- MATERIAL PROVIDED -
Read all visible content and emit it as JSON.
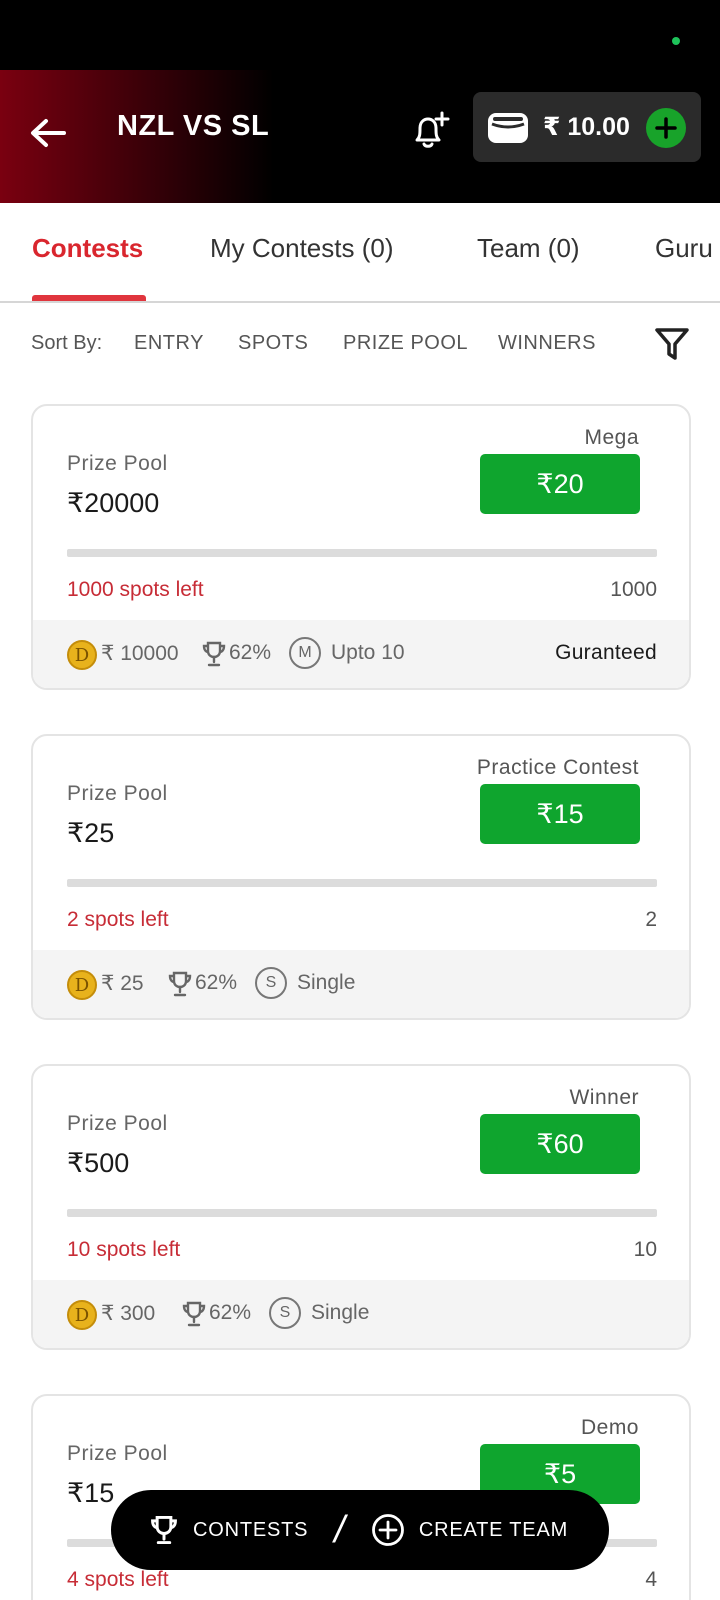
{
  "header": {
    "title": "NZL VS SL",
    "wallet_amount": "₹ 10.00",
    "accent_color": "#18a32a"
  },
  "tabs": [
    {
      "label": "Contests",
      "active": true
    },
    {
      "label": "My Contests (0)",
      "active": false
    },
    {
      "label": "Team (0)",
      "active": false
    },
    {
      "label": "Guru",
      "active": false
    }
  ],
  "sort": {
    "label": "Sort By:",
    "options": [
      "ENTRY",
      "SPOTS",
      "PRIZE POOL",
      "WINNERS"
    ]
  },
  "contests": [
    {
      "type": "Mega",
      "prize_label": "Prize Pool",
      "prize": "₹20000",
      "entry": "₹20",
      "spots_left": "1000 spots left",
      "spots_total": "1000",
      "coin_letter": "D",
      "first_prize": "₹ 10000",
      "winners_pct": "62%",
      "entry_badge": "M",
      "entry_limit": "Upto 10",
      "guarantee": "Guranteed"
    },
    {
      "type": "Practice Contest",
      "prize_label": "Prize Pool",
      "prize": "₹25",
      "entry": "₹15",
      "spots_left": "2 spots left",
      "spots_total": "2",
      "coin_letter": "D",
      "first_prize": "₹ 25",
      "winners_pct": "62%",
      "entry_badge": "S",
      "entry_limit": "Single"
    },
    {
      "type": "Winner",
      "prize_label": "Prize Pool",
      "prize": "₹500",
      "entry": "₹60",
      "spots_left": "10 spots left",
      "spots_total": "10",
      "coin_letter": "D",
      "first_prize": "₹ 300",
      "winners_pct": "62%",
      "entry_badge": "S",
      "entry_limit": "Single"
    },
    {
      "type": "Demo",
      "prize_label": "Prize Pool",
      "prize": "₹15",
      "entry": "₹5",
      "spots_left": "4 spots left",
      "spots_total": "4"
    }
  ],
  "bottom_bar": {
    "contests_label": "CONTESTS",
    "separator": "/",
    "create_label": "CREATE TEAM"
  }
}
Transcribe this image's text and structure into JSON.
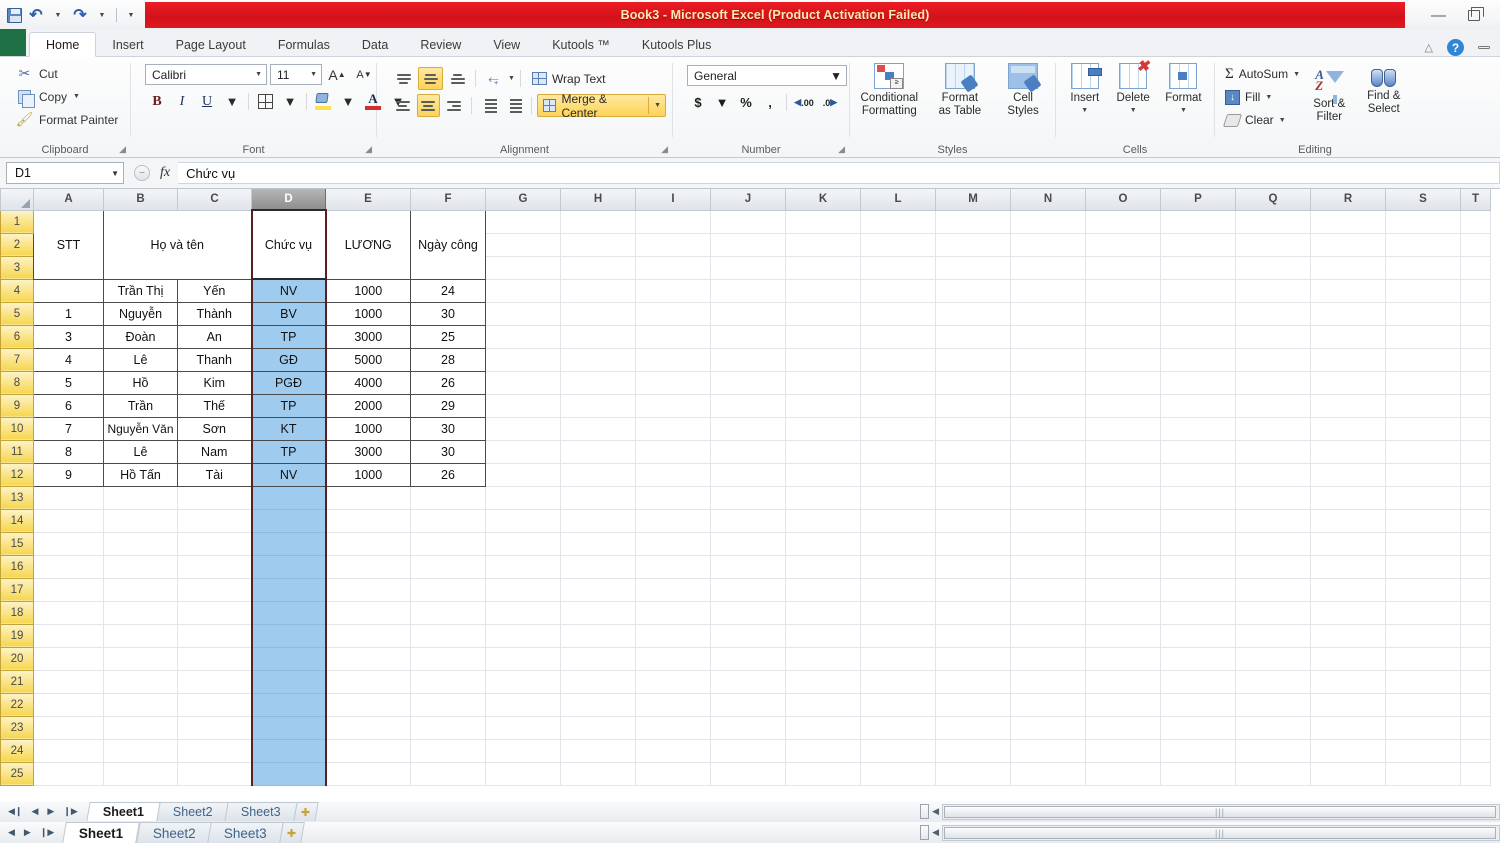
{
  "window": {
    "title": "Book3  -  Microsoft Excel (Product Activation Failed)",
    "minimize": "—",
    "restore": "restore-icon",
    "qat": [
      {
        "name": "save-icon",
        "label": "Save"
      },
      {
        "name": "undo-icon",
        "label": "Undo"
      },
      {
        "name": "redo-icon",
        "label": "Redo"
      },
      {
        "name": "customize-qat-icon",
        "label": "Customize Quick Access Toolbar"
      }
    ]
  },
  "ribbon_tabs": [
    {
      "label": "Home",
      "active": true
    },
    {
      "label": "Insert",
      "active": false
    },
    {
      "label": "Page Layout",
      "active": false
    },
    {
      "label": "Formulas",
      "active": false
    },
    {
      "label": "Data",
      "active": false
    },
    {
      "label": "Review",
      "active": false
    },
    {
      "label": "View",
      "active": false
    },
    {
      "label": "Kutools ™",
      "active": false
    },
    {
      "label": "Kutools Plus",
      "active": false
    }
  ],
  "ribbon": {
    "clipboard": {
      "group_label": "Clipboard",
      "cut": "Cut",
      "copy": "Copy",
      "format_painter": "Format Painter"
    },
    "font": {
      "group_label": "Font",
      "font_name": "Calibri",
      "font_size": "11",
      "grow_font": "A",
      "shrink_font": "A",
      "bold": "B",
      "italic": "I",
      "underline": "U",
      "borders": "borders-icon",
      "fill_color": "fill-color-icon",
      "font_color": "A"
    },
    "alignment": {
      "group_label": "Alignment",
      "wrap_text": "Wrap Text",
      "merge_center": "Merge & Center",
      "top_align": "Top Align",
      "middle_align": "Middle Align",
      "bottom_align": "Bottom Align",
      "align_left": "Align Text Left",
      "align_center": "Center",
      "align_right": "Align Text Right",
      "orientation": "Orientation",
      "decrease_indent": "Decrease Indent",
      "increase_indent": "Increase Indent"
    },
    "number": {
      "group_label": "Number",
      "format": "General",
      "currency": "$",
      "percent": "%",
      "comma": ",",
      "increase_decimal": ".00",
      "decrease_decimal": ".0"
    },
    "styles": {
      "group_label": "Styles",
      "conditional_formatting": "Conditional\nFormatting",
      "conditional_formatting_l1": "Conditional",
      "conditional_formatting_l2": "Formatting",
      "format_as_table_l1": "Format",
      "format_as_table_l2": "as Table",
      "cell_styles_l1": "Cell",
      "cell_styles_l2": "Styles"
    },
    "cells": {
      "group_label": "Cells",
      "insert": "Insert",
      "delete": "Delete",
      "format": "Format"
    },
    "editing": {
      "group_label": "Editing",
      "autosum": "AutoSum",
      "fill": "Fill",
      "clear": "Clear",
      "sort_filter_l1": "Sort &",
      "sort_filter_l2": "Filter",
      "find_select_l1": "Find &",
      "find_select_l2": "Select"
    }
  },
  "formula_bar": {
    "name_box": "D1",
    "fx_label": "fx",
    "value": "Chức vụ"
  },
  "grid": {
    "columns": [
      "A",
      "B",
      "C",
      "D",
      "E",
      "F",
      "G",
      "H",
      "I",
      "J",
      "K",
      "L",
      "M",
      "N",
      "O",
      "P",
      "Q",
      "R",
      "S",
      "T"
    ],
    "selected_column": "D",
    "rows": [
      1,
      2,
      3,
      4,
      5,
      6,
      7,
      8,
      9,
      10,
      11,
      12,
      13,
      14,
      15,
      16,
      17,
      18,
      19,
      20,
      21,
      22,
      23,
      24,
      25
    ],
    "headers": {
      "stt": "STT",
      "ho_va_ten": "Họ và tên",
      "chuc_vu": "Chức vụ",
      "luong": "LƯƠNG",
      "ngay_cong": "Ngày công"
    },
    "data_rows": [
      {
        "row": 4,
        "stt": "",
        "ho": "Trần Thị",
        "ten": "Yến",
        "chuc_vu": "NV",
        "luong": "1000",
        "ngay_cong": "24"
      },
      {
        "row": 5,
        "stt": "1",
        "ho": "Nguyễn",
        "ten": "Thành",
        "chuc_vu": "BV",
        "luong": "1000",
        "ngay_cong": "30"
      },
      {
        "row": 6,
        "stt": "3",
        "ho": "Đoàn",
        "ten": "An",
        "chuc_vu": "TP",
        "luong": "3000",
        "ngay_cong": "25"
      },
      {
        "row": 7,
        "stt": "4",
        "ho": "Lê",
        "ten": "Thanh",
        "chuc_vu": "GĐ",
        "luong": "5000",
        "ngay_cong": "28"
      },
      {
        "row": 8,
        "stt": "5",
        "ho": "Hồ",
        "ten": "Kim",
        "chuc_vu": "PGĐ",
        "luong": "4000",
        "ngay_cong": "26"
      },
      {
        "row": 9,
        "stt": "6",
        "ho": "Trần",
        "ten": "Thế",
        "chuc_vu": "TP",
        "luong": "2000",
        "ngay_cong": "29"
      },
      {
        "row": 10,
        "stt": "7",
        "ho": "Nguyễn Văn",
        "ten": "Sơn",
        "chuc_vu": "KT",
        "luong": "1000",
        "ngay_cong": "30"
      },
      {
        "row": 11,
        "stt": "8",
        "ho": "Lê",
        "ten": "Nam",
        "chuc_vu": "TP",
        "luong": "3000",
        "ngay_cong": "30"
      },
      {
        "row": 12,
        "stt": "9",
        "ho": "Hồ Tấn",
        "ten": "Tài",
        "chuc_vu": "NV",
        "luong": "1000",
        "ngay_cong": "26"
      }
    ]
  },
  "sheet_tabs": {
    "tabs": [
      {
        "label": "Sheet1",
        "active": true
      },
      {
        "label": "Sheet2",
        "active": false
      },
      {
        "label": "Sheet3",
        "active": false
      }
    ],
    "insert_sheet": "insert-worksheet-icon",
    "nav_first": "◀❙",
    "nav_prev": "◀",
    "nav_next": "▶",
    "nav_last": "❙▶"
  },
  "colors": {
    "title_red": "#d2111a",
    "title_text": "#ffe9b0",
    "selection_blue": "#9fccee",
    "rowheader_yellow": "#f6d64e",
    "ribbon_highlight": "#fdd457",
    "file_tab_green": "#1e7145"
  }
}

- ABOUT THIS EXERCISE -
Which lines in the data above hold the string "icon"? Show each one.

- ANSWER -
    "restore": "restore-icon",
        "name": "save-icon",
        "name": "undo-icon",
        "name": "redo-icon",
        "name": "customize-qat-icon",
      "borders": "borders-icon",
      "fill_color": "fill-color-icon",
    "insert_sheet": "insert-worksheet-icon",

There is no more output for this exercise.